The CAO Nicaragua Tipitapa issues a creamy-nutty smoke with a well-balanced mix of cashew and nutmeg, plus sweet and peppery spices. Click to see what else you’ll find in our review.
Why are cigars so expensive sometimes?
A: The main things that make that cigar $25 are, number one, the taxes, then the bands, packaging, certainly, the cost of the tobacco, especially the wrapper, the labor, shipping costs, etc. It may also be the “prestige” factor. For example, the La Palina cigar I sampled at a “coming out” party in NYC a few months ago tasted every bit as good as many $5 cigars I’ve had. Yet, because it was made by Graycliff Cigars, it retails for $19. To its credit, however, the cigar was quite a smoke and has received glowing reviews. Just looking at it you could immediately tell everything about it was top-drawer from the dark, oily wrapper to the rich-tasting longfillers, to the handsome band.
Fact is, some cigars are targeted only to the “luxury class cigar” consumer.
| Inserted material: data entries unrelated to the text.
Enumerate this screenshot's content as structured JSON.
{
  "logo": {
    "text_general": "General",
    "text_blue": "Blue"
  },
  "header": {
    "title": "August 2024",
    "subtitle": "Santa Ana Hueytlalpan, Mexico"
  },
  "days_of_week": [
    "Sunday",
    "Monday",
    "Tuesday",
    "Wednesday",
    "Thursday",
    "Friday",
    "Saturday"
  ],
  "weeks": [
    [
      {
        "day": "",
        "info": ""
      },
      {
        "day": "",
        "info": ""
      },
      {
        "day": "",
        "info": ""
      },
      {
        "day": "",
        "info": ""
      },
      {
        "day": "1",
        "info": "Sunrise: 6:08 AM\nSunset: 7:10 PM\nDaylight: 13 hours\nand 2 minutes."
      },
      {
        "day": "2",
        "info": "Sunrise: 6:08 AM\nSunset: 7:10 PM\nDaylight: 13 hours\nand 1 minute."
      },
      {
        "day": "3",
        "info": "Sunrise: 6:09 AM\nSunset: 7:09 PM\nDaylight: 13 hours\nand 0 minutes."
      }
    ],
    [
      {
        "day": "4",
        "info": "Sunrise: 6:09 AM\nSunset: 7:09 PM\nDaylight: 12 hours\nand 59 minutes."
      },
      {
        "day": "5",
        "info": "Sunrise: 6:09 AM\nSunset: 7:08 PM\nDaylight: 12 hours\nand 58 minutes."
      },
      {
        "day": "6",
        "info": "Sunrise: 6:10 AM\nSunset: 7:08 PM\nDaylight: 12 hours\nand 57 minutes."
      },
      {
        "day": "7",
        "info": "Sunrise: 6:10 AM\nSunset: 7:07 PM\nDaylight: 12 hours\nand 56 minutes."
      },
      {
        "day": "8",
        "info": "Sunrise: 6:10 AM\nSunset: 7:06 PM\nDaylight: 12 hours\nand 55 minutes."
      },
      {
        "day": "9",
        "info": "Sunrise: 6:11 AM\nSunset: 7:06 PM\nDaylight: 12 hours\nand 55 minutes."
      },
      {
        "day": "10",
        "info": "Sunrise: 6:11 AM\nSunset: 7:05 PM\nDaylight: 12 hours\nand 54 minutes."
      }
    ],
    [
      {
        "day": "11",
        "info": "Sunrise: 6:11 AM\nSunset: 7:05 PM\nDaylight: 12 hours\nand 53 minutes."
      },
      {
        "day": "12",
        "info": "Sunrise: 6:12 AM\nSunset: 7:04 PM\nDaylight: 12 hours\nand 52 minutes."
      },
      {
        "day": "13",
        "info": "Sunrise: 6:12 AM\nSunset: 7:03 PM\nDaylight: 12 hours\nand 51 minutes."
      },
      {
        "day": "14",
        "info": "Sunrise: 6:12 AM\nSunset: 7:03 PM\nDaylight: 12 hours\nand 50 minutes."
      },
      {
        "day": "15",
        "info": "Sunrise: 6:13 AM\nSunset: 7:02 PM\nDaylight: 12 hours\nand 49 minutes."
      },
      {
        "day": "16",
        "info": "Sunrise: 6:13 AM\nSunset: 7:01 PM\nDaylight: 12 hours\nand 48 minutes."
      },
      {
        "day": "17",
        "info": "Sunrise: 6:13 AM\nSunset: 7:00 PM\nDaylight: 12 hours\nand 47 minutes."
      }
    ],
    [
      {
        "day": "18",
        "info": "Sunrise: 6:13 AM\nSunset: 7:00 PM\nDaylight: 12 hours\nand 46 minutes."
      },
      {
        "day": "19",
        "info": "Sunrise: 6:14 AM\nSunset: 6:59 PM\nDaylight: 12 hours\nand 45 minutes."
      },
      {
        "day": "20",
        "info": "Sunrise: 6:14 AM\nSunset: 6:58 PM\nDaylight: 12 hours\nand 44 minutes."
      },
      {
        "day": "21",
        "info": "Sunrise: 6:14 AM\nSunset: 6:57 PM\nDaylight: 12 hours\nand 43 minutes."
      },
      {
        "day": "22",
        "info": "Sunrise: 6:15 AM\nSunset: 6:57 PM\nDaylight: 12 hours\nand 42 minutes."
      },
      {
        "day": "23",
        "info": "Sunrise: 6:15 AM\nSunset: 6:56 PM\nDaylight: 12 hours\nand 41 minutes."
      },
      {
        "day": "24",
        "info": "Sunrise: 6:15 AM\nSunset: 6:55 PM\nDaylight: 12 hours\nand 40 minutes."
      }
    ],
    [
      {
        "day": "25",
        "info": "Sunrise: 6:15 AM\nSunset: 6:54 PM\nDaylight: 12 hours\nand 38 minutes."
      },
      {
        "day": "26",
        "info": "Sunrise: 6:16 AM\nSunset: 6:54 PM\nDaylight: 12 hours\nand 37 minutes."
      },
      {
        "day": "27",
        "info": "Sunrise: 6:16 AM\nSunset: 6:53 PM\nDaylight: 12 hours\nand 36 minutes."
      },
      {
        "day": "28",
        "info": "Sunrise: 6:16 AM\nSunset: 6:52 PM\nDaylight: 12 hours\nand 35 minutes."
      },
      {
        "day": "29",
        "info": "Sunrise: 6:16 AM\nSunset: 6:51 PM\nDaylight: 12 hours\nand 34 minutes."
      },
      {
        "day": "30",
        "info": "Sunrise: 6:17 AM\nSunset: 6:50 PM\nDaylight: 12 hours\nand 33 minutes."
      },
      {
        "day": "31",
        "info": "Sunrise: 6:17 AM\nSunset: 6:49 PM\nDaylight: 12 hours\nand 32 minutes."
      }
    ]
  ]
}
Other examples include Davidoff cigars, Prometheus God of Fire cigars, Ashton ESG 20 Year cigars, Macanudo Vintage 2000 cigars, et. al. Of course, the one thing they have in common is they use only the highest quality and most fully-aged ingredients. Go figure. But there’s something to be said for treating yourself to one of these fine cigars every so often.